The Supreme Court is seen at dusk in Washington, Oct. 22, 2021. Credit: AP Photo/J. Scott Applewhite, File

A case over public funding for religious schools in Maine is expected to reveal the current U.S. Supreme Court’s thinking on the separation of church and state.

The justices will hear oral arguments remotely in Carson v. Makin on Dec. 8. The case has drawn a slew of “friend of the court briefs” on both sides.

As Maine defends the nearly 40-year-old state law before the justices, it will have the support of the Biden administration after the court earlier this month allowed Elizabeth Prelogar, solicitor general for the United States and a recently confirmed Biden appointee, time to support the state’s arguments in court. In 2019, then-President Donald Trump’s Justice Department backed the families challenging the law.

Few cases from Maine make it onto the docket of the nation’s highest court. While the court’s conservative wing and the justices’ interest in cases involving religion have grown in recent years, the chances that the Maine case would end up before the court were still small. Justices agree to consider just one out of every 100 cases they are asked to review.

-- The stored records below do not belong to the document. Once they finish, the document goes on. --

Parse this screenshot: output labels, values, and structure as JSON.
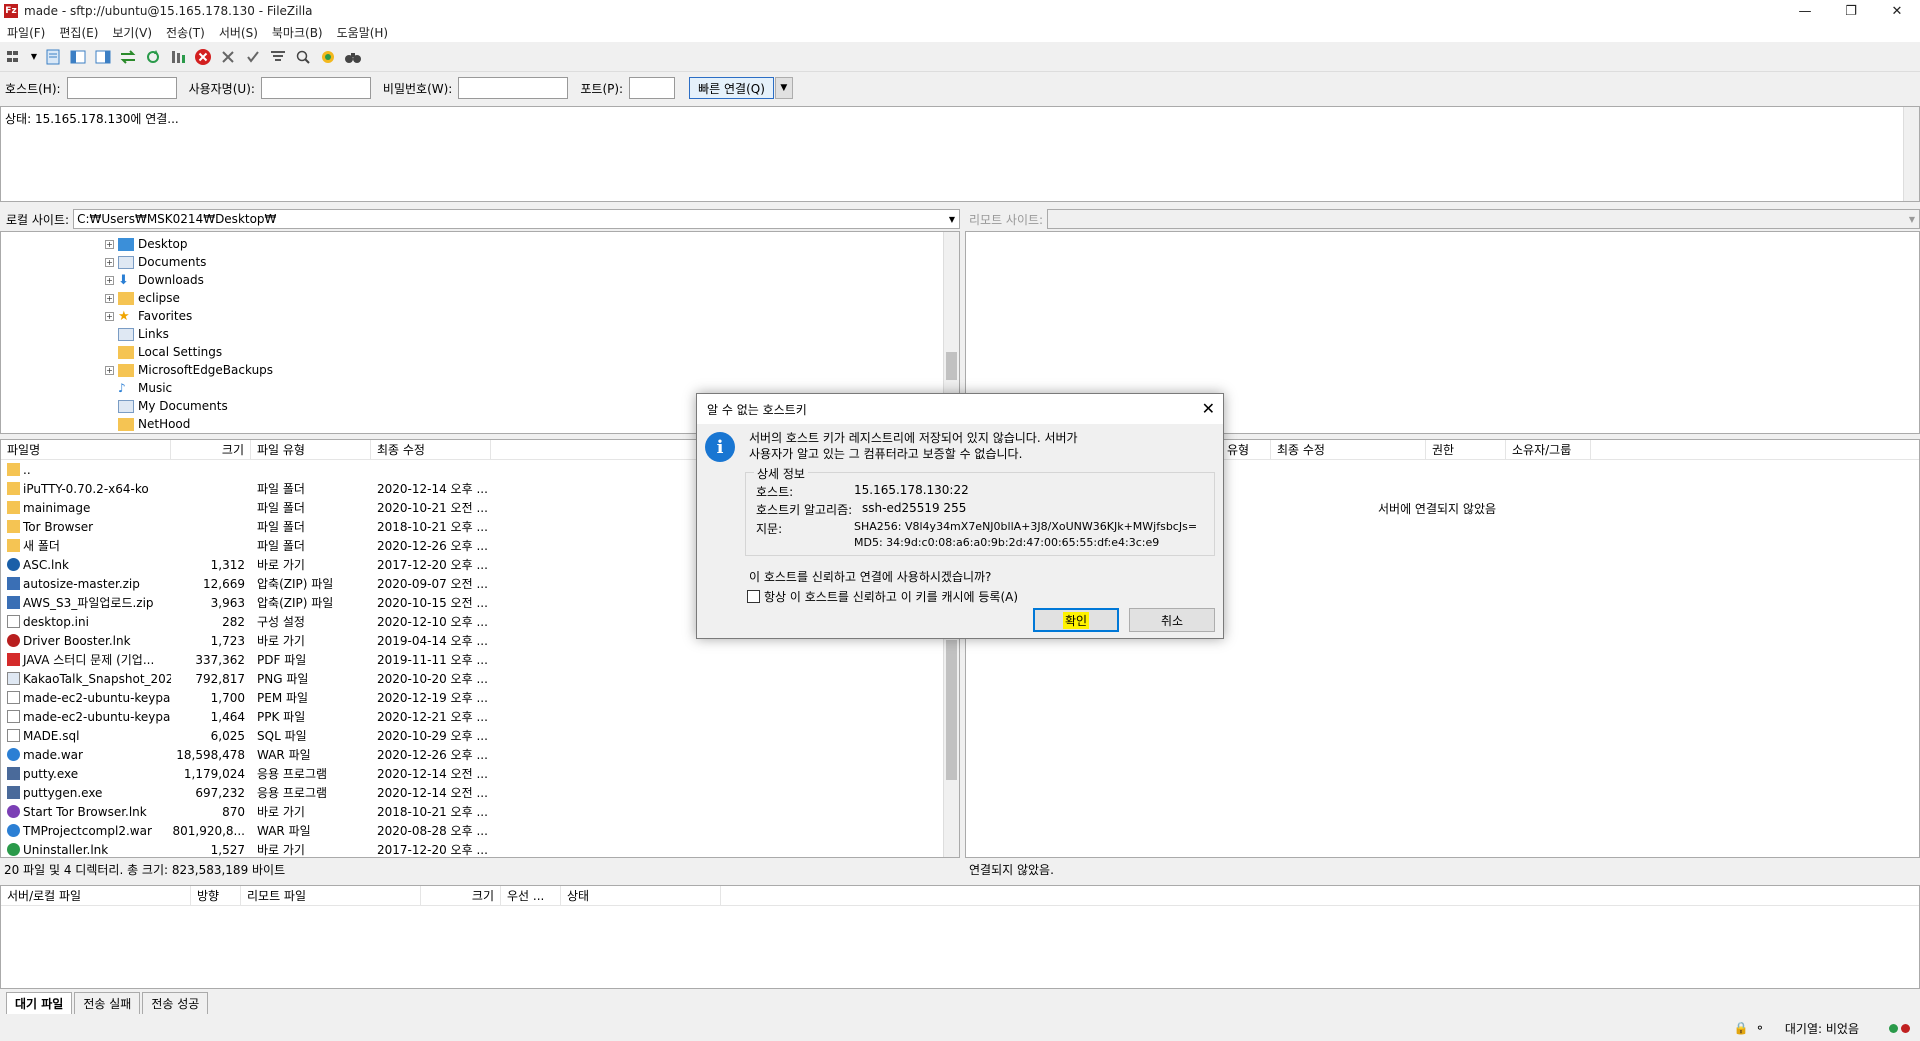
{
  "window": {
    "title": "made - sftp://ubuntu@15.165.178.130 - FileZilla",
    "app_icon": "Fz"
  },
  "menu": [
    "파일(F)",
    "편집(E)",
    "보기(V)",
    "전송(T)",
    "서버(S)",
    "북마크(B)",
    "도움말(H)"
  ],
  "quickconnect": {
    "host_label": "호스트(H):",
    "host_value": "",
    "user_label": "사용자명(U):",
    "user_value": "",
    "pass_label": "비밀번호(W):",
    "pass_value": "",
    "port_label": "포트(P):",
    "port_value": "",
    "connect_button": "빠른 연결(Q)"
  },
  "log": {
    "line1": "상태:    15.165.178.130에 연결..."
  },
  "local": {
    "site_label": "로컬 사이트:",
    "path": "C:₩Users₩MSK0214₩Desktop₩",
    "tree": [
      {
        "label": "Desktop",
        "icon": "desktop-folder-icon",
        "expander": "+"
      },
      {
        "label": "Documents",
        "icon": "documents-icon",
        "expander": "+"
      },
      {
        "label": "Downloads",
        "icon": "downloads-icon",
        "expander": "+"
      },
      {
        "label": "eclipse",
        "icon": "folder-icon",
        "expander": "+"
      },
      {
        "label": "Favorites",
        "icon": "favorites-icon",
        "expander": "+"
      },
      {
        "label": "Links",
        "icon": "links-icon",
        "expander": ""
      },
      {
        "label": "Local Settings",
        "icon": "folder-icon",
        "expander": ""
      },
      {
        "label": "MicrosoftEdgeBackups",
        "icon": "folder-icon",
        "expander": "+"
      },
      {
        "label": "Music",
        "icon": "music-icon",
        "expander": ""
      },
      {
        "label": "My Documents",
        "icon": "documents-icon",
        "expander": ""
      },
      {
        "label": "NetHood",
        "icon": "folder-icon",
        "expander": ""
      }
    ],
    "columns": [
      "파일명",
      "크기",
      "파일 유형",
      "최종 수정"
    ],
    "files": [
      {
        "name": "..",
        "size": "",
        "type": "",
        "modified": "",
        "icon": "folder"
      },
      {
        "name": "iPuTTY-0.70.2-x64-ko",
        "size": "",
        "type": "파일 폴더",
        "modified": "2020-12-14 오후 ...",
        "icon": "folder"
      },
      {
        "name": "mainimage",
        "size": "",
        "type": "파일 폴더",
        "modified": "2020-10-21 오전 ...",
        "icon": "folder"
      },
      {
        "name": "Tor Browser",
        "size": "",
        "type": "파일 폴더",
        "modified": "2018-10-21 오후 ...",
        "icon": "folder"
      },
      {
        "name": "새 폴더",
        "size": "",
        "type": "파일 폴더",
        "modified": "2020-12-26 오후 ...",
        "icon": "folder"
      },
      {
        "name": "ASC.lnk",
        "size": "1,312",
        "type": "바로 가기",
        "modified": "2017-12-20 오후 ...",
        "icon": "lnk-blue"
      },
      {
        "name": "autosize-master.zip",
        "size": "12,669",
        "type": "압축(ZIP) 파일",
        "modified": "2020-09-07 오전 ...",
        "icon": "zip"
      },
      {
        "name": "AWS_S3_파일업로드.zip",
        "size": "3,963",
        "type": "압축(ZIP) 파일",
        "modified": "2020-10-15 오전 ...",
        "icon": "zip"
      },
      {
        "name": "desktop.ini",
        "size": "282",
        "type": "구성 설정",
        "modified": "2020-12-10 오후 ...",
        "icon": "ini"
      },
      {
        "name": "Driver Booster.lnk",
        "size": "1,723",
        "type": "바로 가기",
        "modified": "2019-04-14 오후 ...",
        "icon": "lnk-red"
      },
      {
        "name": "JAVA 스터디 문제 (기업...",
        "size": "337,362",
        "type": "PDF 파일",
        "modified": "2019-11-11 오후 ...",
        "icon": "pdf"
      },
      {
        "name": "KakaoTalk_Snapshot_202...",
        "size": "792,817",
        "type": "PNG 파일",
        "modified": "2020-10-20 오후 ...",
        "icon": "png"
      },
      {
        "name": "made-ec2-ubuntu-keypai...",
        "size": "1,700",
        "type": "PEM 파일",
        "modified": "2020-12-19 오후 ...",
        "icon": "blank"
      },
      {
        "name": "made-ec2-ubuntu-keypai...",
        "size": "1,464",
        "type": "PPK 파일",
        "modified": "2020-12-21 오후 ...",
        "icon": "blank"
      },
      {
        "name": "MADE.sql",
        "size": "6,025",
        "type": "SQL 파일",
        "modified": "2020-10-29 오후 ...",
        "icon": "blank"
      },
      {
        "name": "made.war",
        "size": "18,598,478",
        "type": "WAR 파일",
        "modified": "2020-12-26 오후 ...",
        "icon": "war"
      },
      {
        "name": "putty.exe",
        "size": "1,179,024",
        "type": "응용 프로그램",
        "modified": "2020-12-14 오전 ...",
        "icon": "exe"
      },
      {
        "name": "puttygen.exe",
        "size": "697,232",
        "type": "응용 프로그램",
        "modified": "2020-12-14 오전 ...",
        "icon": "exe"
      },
      {
        "name": "Start Tor Browser.lnk",
        "size": "870",
        "type": "바로 가기",
        "modified": "2018-10-21 오후 ...",
        "icon": "lnk-purple"
      },
      {
        "name": "TMProjectcompl2.war",
        "size": "801,920,8...",
        "type": "WAR 파일",
        "modified": "2020-08-28 오후 ...",
        "icon": "war"
      },
      {
        "name": "Uninstaller.lnk",
        "size": "1,527",
        "type": "바로 가기",
        "modified": "2017-12-20 오후 ...",
        "icon": "lnk-green"
      }
    ],
    "summary": "20 파일 및 4 디렉터리. 총 크기: 823,583,189 바이트"
  },
  "remote": {
    "site_label": "리모트 사이트:",
    "columns": [
      "유형",
      "최종 수정",
      "권한",
      "소유자/그룹"
    ],
    "not_connected_msg": "서버에 연결되지 않았음",
    "status": "연결되지 않았음."
  },
  "queue": {
    "columns": [
      "서버/로컬 파일",
      "방향",
      "리모트 파일",
      "크기",
      "우선 ...",
      "상태"
    ],
    "tabs": [
      "대기 파일",
      "전송 실패",
      "전송 성공"
    ]
  },
  "statusbar": {
    "queue_text": "대기열: 비었음"
  },
  "dialog": {
    "title": "알 수 없는 호스트키",
    "message_line1": "서버의 호스트 키가 레지스트리에 저장되어 있지 않습니다. 서버가",
    "message_line2": "사용자가 알고 있는 그 컴퓨터라고 보증할 수 없습니다.",
    "group_label": "상세 정보",
    "host_label": "호스트:",
    "host_value": "15.165.178.130:22",
    "algo_label": "호스트키 알고리즘:",
    "algo_value": "ssh-ed25519 255",
    "fp_label": "지문:",
    "fp_sha": "SHA256: V8l4y34mX7eNJ0bllA+3J8/XoUNW36KJk+MWjfsbcJs=",
    "fp_md5": "MD5: 34:9d:c0:08:a6:a0:9b:2d:47:00:65:55:df:e4:3c:e9",
    "question": "이 호스트를 신뢰하고 연결에 사용하시겠습니까?",
    "checkbox_label": "항상 이 호스트를 신뢰하고 이 키를 캐시에 등록(A)",
    "ok_button": "확인",
    "cancel_button": "취소"
  }
}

The case, filed in federal court in Bangor in 2018, challenges a state law under which towns without public high schools pay tuition so local students can attend a public or private school of their choice in another community as long as it’s not a religious school.

The three families’ lawsuit sought public tuition for their children to attend Bangor Christian Schools and Temple Academy in Waterville. A federal judge in Maine ruled for the state in June 2019 and the 1st U.S. Circuit Court of Appeals upheld his decision.

The legal question hinges on whether Maine is, in practice, barring public money from going to a school based on its religious status or because it would use the money to teach religion.

 “It is not the religious status of an organization that determines whether they are eligible to receive public funds, but the use to which they will put those funds that dictates the result,” the Maine Attorney General’s office, which is defending the state law, said in the brief it filed in Washington, D.C. “In excluding sectarian schools, Maine is declining to fund explicitly religious activity that is inconsistent with a free public education.”

Lawyers for the the Institute for Justice and the First Liberty Institute, which represents the Maine parents, argued in its brief that the state’s tuition law is discriminatory.

“Maine’s sectarian exclusion discriminates against families who are eligible for the tuition assistance program and believe that a religious education is the best option for their child,” the brief said. “The exclusion forces such families to choose between a public benefit to which they are entitled and their right to send their child to a religious school.”

The case has drawn the attention of legal scholars.

In an article for the Atlantic magazineKimberly Wehle, a professor of law at the University of Baltimore, warned that “if a fractured court winds up mandating the use of public education funds to teach ‘a thoroughly Christian and Biblical worldview’ under these circumstances, the obliteration of America’s long-standing separation of Church and state has begun.”

The court is not expected to issue a decision in the case until next spring.